Your result should be every line of the records below that contains the word "xampp".

DATA below:

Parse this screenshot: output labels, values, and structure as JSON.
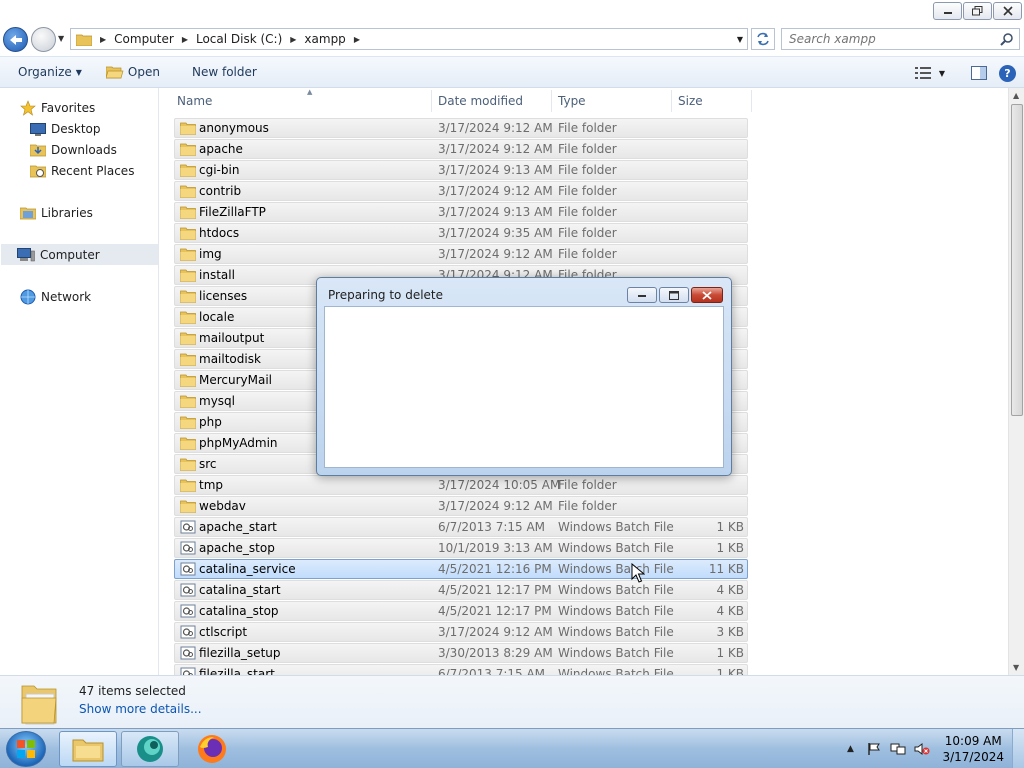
{
  "window": {
    "caption_buttons": [
      "minimize",
      "maximize",
      "close"
    ]
  },
  "address": {
    "crumbs": [
      "Computer",
      "Local Disk (C:)",
      "xampp"
    ],
    "search_placeholder": "Search xampp"
  },
  "toolbar": {
    "organize": "Organize",
    "open": "Open",
    "new_folder": "New folder"
  },
  "nav": {
    "favorites": "Favorites",
    "desktop": "Desktop",
    "downloads": "Downloads",
    "recent_places": "Recent Places",
    "libraries": "Libraries",
    "computer": "Computer",
    "network": "Network"
  },
  "columns": {
    "name": "Name",
    "date": "Date modified",
    "type": "Type",
    "size": "Size"
  },
  "files": [
    {
      "name": "anonymous",
      "date": "3/17/2024 9:12 AM",
      "type": "File folder",
      "size": "",
      "kind": "folder"
    },
    {
      "name": "apache",
      "date": "3/17/2024 9:12 AM",
      "type": "File folder",
      "size": "",
      "kind": "folder"
    },
    {
      "name": "cgi-bin",
      "date": "3/17/2024 9:13 AM",
      "type": "File folder",
      "size": "",
      "kind": "folder"
    },
    {
      "name": "contrib",
      "date": "3/17/2024 9:12 AM",
      "type": "File folder",
      "size": "",
      "kind": "folder"
    },
    {
      "name": "FileZillaFTP",
      "date": "3/17/2024 9:13 AM",
      "type": "File folder",
      "size": "",
      "kind": "folder"
    },
    {
      "name": "htdocs",
      "date": "3/17/2024 9:35 AM",
      "type": "File folder",
      "size": "",
      "kind": "folder"
    },
    {
      "name": "img",
      "date": "3/17/2024 9:12 AM",
      "type": "File folder",
      "size": "",
      "kind": "folder"
    },
    {
      "name": "install",
      "date": "3/17/2024 9:12 AM",
      "type": "File folder",
      "size": "",
      "kind": "folder"
    },
    {
      "name": "licenses",
      "date": "",
      "type": "",
      "size": "",
      "kind": "folder"
    },
    {
      "name": "locale",
      "date": "",
      "type": "",
      "size": "",
      "kind": "folder"
    },
    {
      "name": "mailoutput",
      "date": "",
      "type": "",
      "size": "",
      "kind": "folder"
    },
    {
      "name": "mailtodisk",
      "date": "",
      "type": "",
      "size": "",
      "kind": "folder"
    },
    {
      "name": "MercuryMail",
      "date": "",
      "type": "",
      "size": "",
      "kind": "folder"
    },
    {
      "name": "mysql",
      "date": "",
      "type": "",
      "size": "",
      "kind": "folder"
    },
    {
      "name": "php",
      "date": "",
      "type": "",
      "size": "",
      "kind": "folder"
    },
    {
      "name": "phpMyAdmin",
      "date": "",
      "type": "",
      "size": "",
      "kind": "folder"
    },
    {
      "name": "src",
      "date": "",
      "type": "",
      "size": "",
      "kind": "folder"
    },
    {
      "name": "tmp",
      "date": "3/17/2024 10:05 AM",
      "type": "File folder",
      "size": "",
      "kind": "folder"
    },
    {
      "name": "webdav",
      "date": "3/17/2024 9:12 AM",
      "type": "File folder",
      "size": "",
      "kind": "folder"
    },
    {
      "name": "apache_start",
      "date": "6/7/2013 7:15 AM",
      "type": "Windows Batch File",
      "size": "1 KB",
      "kind": "batch"
    },
    {
      "name": "apache_stop",
      "date": "10/1/2019 3:13 AM",
      "type": "Windows Batch File",
      "size": "1 KB",
      "kind": "batch"
    },
    {
      "name": "catalina_service",
      "date": "4/5/2021 12:16 PM",
      "type": "Windows Batch File",
      "size": "11 KB",
      "kind": "batch",
      "focus": true
    },
    {
      "name": "catalina_start",
      "date": "4/5/2021 12:17 PM",
      "type": "Windows Batch File",
      "size": "4 KB",
      "kind": "batch"
    },
    {
      "name": "catalina_stop",
      "date": "4/5/2021 12:17 PM",
      "type": "Windows Batch File",
      "size": "4 KB",
      "kind": "batch"
    },
    {
      "name": "ctlscript",
      "date": "3/17/2024 9:12 AM",
      "type": "Windows Batch File",
      "size": "3 KB",
      "kind": "batch"
    },
    {
      "name": "filezilla_setup",
      "date": "3/30/2013 8:29 AM",
      "type": "Windows Batch File",
      "size": "1 KB",
      "kind": "batch"
    },
    {
      "name": "filezilla_start",
      "date": "6/7/2013 7:15 AM",
      "type": "Windows Batch File",
      "size": "1 KB",
      "kind": "batch"
    }
  ],
  "details": {
    "count": "47 items selected",
    "more": "Show more details..."
  },
  "dialog": {
    "title": "Preparing to delete"
  },
  "taskbar": {
    "time": "10:09 AM",
    "date": "3/17/2024"
  },
  "colors": {
    "selection": "#c1dcfc",
    "row_selected": "#e7e7e7",
    "link": "#0b56b4",
    "close_red": "#c84a35"
  }
}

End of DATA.

== EXERCISE SOLUTION ==
      "xampp"
    "search_placeholder": "Search xampp"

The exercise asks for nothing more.